National Security Adviser Michael Flynn (R) walks along the colonnade ahead of a joint press conference by Japanese Prime Minister Shinzo Abe and President Donald Trump at the White House in Washington, Feb. 10, 2017. Reuters

Michael Flynn, the national security adviser to President Donald Trump, may have lost the support of the White House as officials probed the retired lieutenant general's contacts with Moscow prior to last year's election, Reuters reported Monday.

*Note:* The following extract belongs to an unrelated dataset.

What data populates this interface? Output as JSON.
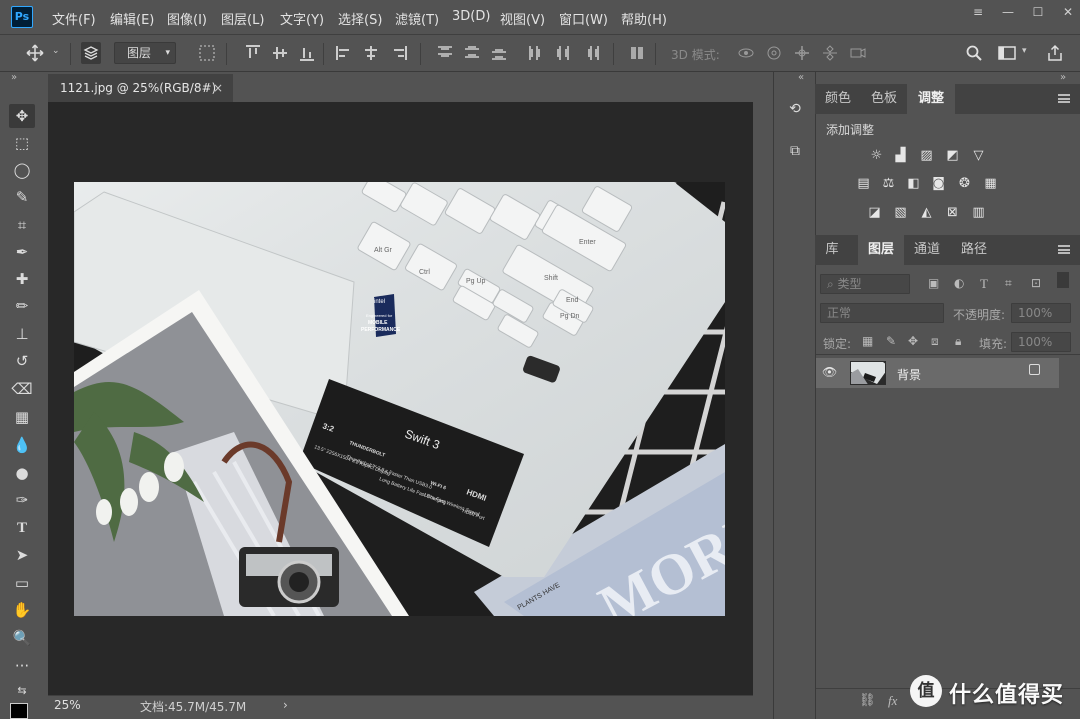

Flynn, who Trump named in November would serve in his upcoming administration, was accused by a number of intelligence reports of having discussed with Russian Ambassador Sergey Kislyak the possibility of rolling back sanctions imposed by Trump's predecessor, former President Barack Obama, prior to Trump's election. Flynn had consistently denied the accusations, as did supporters such as Vice President Mike Pence, until Thursday, when he appeared to back away from his flat-out denials after unnamed officials asserted that the topic sanctions had, in fact, been raised in these discussions.

After weeks of dismissing the claims, a spokesperson said Flynn “indicated that, while he had no recollection of discussing sanctions, he couldn’t be certain that the topic never came up,” according to The Washington Post. More unnamed White House officials have since been quoted by Reuters as saying that Flynn apologized to Pence over the incident, which may violate a U.S. law prohibiting civilians from affecting foreign policy. The sources also stated that Pence and White House Chief of Staff Reince Priebus were now taking the allegations against Flynn seriously.

Trump has not directly commented on Flynn's case, but has said he would look into it. Trump himself has deflected accusations of ties to Russia, maintaining before and after the election that he has no personal or financial connections to Russia and that he was not involved in what the U.S. intelligence community said was a Moscow-sponsored campaign to influence the election by releasing compromising within Democratic Party officials' emails.
Trump and Russian President Vladimir Putin have pledged to forge closer ties between Washington and Moscow after relations hit a low point under the Obama administration. Obama opposed Putin on a number major foreign policy areas such as Russia's intervention in Ukraine and Syria. Trump has expressed support for Russia's foreign policy ambitions, however, he said "it’s very early to be talking about" rolling back Obama's sanctions in a press conference last month with U.K. Prime Minister Theresa May.